The White Man's Burden: Why the West's Efforts to Aid the Rest Have Done So Much Ill and So Little Good by William Easterly,
Penguin (Non-Classics); First Edition, 2007.
Author asserts that without feedback from the poor who need the aid, no one in charge really understands exactly what trouble spots need fixing. True victories against poverty are most often achieved through indigenous, ground-level planning.
Dead Aid: Why Aid Is Not Working and How There Is a Better Way for Africa by Dambis Moro and Niall Ferguson,
Douglas & Mcintyre Ltd, 2010.
Author prescribes a tough dose of medicine: stopping the tide of money that, however well-intentioned, only promotes corruption in government and dependence in citizens.
The Fate of Africa: A History of Fifty Years of Independence by Martin Meredith,
One of the decade's most important works on Africa.

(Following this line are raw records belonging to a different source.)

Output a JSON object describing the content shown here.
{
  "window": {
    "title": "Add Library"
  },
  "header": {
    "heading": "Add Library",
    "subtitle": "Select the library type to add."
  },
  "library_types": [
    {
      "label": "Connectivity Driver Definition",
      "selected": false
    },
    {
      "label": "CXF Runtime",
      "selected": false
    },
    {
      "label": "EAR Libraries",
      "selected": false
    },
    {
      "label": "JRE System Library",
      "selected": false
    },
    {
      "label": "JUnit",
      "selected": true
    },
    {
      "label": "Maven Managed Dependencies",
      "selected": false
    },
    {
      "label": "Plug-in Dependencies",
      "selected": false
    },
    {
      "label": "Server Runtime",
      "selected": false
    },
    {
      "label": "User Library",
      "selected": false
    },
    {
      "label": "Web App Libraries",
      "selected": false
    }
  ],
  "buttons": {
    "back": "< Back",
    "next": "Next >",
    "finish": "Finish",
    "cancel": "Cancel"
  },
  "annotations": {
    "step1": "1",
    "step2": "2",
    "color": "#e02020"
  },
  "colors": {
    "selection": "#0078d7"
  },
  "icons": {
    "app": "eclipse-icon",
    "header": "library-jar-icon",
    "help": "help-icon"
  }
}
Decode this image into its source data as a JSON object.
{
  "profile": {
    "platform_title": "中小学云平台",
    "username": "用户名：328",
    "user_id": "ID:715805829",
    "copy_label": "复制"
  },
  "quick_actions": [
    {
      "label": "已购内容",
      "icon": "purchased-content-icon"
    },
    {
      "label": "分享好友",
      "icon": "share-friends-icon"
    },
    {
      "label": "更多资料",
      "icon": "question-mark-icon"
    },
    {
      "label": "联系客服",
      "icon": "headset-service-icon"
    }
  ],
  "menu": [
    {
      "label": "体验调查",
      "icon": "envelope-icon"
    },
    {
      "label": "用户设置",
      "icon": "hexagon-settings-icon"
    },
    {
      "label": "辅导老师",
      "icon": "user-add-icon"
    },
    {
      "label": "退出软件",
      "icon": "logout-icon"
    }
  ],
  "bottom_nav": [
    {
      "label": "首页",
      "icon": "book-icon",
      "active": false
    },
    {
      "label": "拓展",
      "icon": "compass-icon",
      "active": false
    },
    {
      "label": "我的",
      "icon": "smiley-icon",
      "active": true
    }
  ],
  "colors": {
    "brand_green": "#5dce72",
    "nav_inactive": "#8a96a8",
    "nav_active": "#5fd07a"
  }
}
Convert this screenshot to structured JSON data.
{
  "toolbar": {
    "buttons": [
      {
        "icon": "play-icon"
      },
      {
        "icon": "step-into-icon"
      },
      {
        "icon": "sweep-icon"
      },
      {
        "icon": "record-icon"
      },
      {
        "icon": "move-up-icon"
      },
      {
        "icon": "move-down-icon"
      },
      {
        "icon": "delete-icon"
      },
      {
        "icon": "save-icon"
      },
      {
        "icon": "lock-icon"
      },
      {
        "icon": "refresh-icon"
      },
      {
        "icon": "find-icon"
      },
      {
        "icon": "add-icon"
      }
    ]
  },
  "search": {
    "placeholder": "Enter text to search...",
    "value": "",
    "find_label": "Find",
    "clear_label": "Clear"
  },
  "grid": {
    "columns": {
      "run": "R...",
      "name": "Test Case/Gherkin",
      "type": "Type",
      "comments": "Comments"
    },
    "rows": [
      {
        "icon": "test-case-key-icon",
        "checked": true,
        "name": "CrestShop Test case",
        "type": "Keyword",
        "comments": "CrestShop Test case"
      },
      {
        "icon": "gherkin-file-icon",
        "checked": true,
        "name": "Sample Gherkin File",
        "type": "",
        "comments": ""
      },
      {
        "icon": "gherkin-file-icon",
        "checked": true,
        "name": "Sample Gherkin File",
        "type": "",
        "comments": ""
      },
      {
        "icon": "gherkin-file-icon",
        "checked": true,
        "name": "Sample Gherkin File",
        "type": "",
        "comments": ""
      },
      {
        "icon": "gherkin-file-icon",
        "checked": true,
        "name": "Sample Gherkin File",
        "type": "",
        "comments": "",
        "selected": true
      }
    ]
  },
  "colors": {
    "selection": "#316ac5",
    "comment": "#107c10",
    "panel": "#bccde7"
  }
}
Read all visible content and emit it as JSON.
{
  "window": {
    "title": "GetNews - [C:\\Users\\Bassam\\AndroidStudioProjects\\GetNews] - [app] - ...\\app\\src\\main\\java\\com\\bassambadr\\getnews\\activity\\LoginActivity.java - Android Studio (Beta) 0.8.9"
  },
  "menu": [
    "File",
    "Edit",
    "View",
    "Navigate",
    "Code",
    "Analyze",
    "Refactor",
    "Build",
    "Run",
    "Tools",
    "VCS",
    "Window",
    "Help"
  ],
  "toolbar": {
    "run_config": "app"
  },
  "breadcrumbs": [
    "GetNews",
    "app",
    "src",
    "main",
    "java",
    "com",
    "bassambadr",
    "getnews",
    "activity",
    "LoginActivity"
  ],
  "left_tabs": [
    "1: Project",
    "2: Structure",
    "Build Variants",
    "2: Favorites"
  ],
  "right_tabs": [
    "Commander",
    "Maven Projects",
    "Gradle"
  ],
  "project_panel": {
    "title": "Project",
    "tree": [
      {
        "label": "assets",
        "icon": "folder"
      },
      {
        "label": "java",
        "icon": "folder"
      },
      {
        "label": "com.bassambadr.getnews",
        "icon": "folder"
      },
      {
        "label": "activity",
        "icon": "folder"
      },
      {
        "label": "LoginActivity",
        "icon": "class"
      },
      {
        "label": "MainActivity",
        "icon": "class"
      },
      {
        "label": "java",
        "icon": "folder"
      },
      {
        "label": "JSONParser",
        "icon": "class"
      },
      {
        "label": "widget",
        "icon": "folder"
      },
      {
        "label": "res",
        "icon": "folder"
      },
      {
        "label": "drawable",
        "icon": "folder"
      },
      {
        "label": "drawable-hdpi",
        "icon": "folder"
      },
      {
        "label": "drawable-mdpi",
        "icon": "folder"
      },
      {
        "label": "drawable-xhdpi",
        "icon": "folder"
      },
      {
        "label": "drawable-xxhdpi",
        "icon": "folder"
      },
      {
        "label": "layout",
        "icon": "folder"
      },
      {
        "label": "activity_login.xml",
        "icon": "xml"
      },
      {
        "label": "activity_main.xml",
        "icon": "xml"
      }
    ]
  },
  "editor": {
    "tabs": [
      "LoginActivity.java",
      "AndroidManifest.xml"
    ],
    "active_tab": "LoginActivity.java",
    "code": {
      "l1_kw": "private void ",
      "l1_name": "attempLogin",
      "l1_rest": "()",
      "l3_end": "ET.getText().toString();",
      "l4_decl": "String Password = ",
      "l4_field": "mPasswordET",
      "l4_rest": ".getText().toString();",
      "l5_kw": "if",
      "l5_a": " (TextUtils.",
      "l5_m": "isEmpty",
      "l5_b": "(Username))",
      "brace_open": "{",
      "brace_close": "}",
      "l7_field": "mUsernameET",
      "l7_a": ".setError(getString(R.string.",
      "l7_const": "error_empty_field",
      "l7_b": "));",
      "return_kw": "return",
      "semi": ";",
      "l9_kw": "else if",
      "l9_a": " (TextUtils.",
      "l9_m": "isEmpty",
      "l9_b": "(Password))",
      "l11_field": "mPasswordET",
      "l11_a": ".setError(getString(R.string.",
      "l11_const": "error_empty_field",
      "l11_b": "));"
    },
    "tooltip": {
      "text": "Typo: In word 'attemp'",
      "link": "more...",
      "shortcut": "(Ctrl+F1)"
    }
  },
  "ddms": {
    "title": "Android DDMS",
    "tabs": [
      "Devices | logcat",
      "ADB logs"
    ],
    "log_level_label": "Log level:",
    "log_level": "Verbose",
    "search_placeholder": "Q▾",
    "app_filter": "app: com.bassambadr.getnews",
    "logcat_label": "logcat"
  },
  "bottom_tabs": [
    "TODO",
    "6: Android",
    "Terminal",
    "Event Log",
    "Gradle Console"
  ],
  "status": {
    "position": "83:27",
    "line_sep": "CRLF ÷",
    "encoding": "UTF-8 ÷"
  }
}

Spanning the entire continent, and covering the major upheavals more or less chronologically—from the promising era of independence to the most recent spate of infamies
Food and Water: Threats, Shortages and Solutions by Bernard S. Cayne and Jenny E. Tesar,
Facts on File, 1992.
Discusses the vital importance of having an adequate supply of food and water and the effects of pursuing this need though various forms of storage and farming methods.
Last Oasis: Facing Water Scarcity by Sandra Postel,
W. W. Norton & Company; 2 edition , 1997.
The author has written a stunning account which discloses the atrocious amount of neglect and mismanagement of water. Fortunately, there are solutions which offer hope for restoring and sustaining our essential lifeline, all of which are economically and environmentally friendly.
Tapped Out: The Coming World Crisis in Water and What We Can Do About It by Paul Simon,
Welcome Rain Publishers, 2002.
Discusses increasing global population and a water supply that cannot increase; faced with this crisis, what can the average citizen do?
Water: A Natural History by Alice Outwater,
Basic Books, 1997.
Takes us on a journey 500 years past to present to recover a lost knowledge - how the land cleans its own water, how natural ecologically interacting systems can create healthy waterways.
Water: Almost Enough for Everyone by Stephanie Ocko,
Through case studies, anecdotes, facts, and theoretical explanations, this recommended reading provides a look at the social and environmental implications of severe droughts, their causes, and some possible solutions.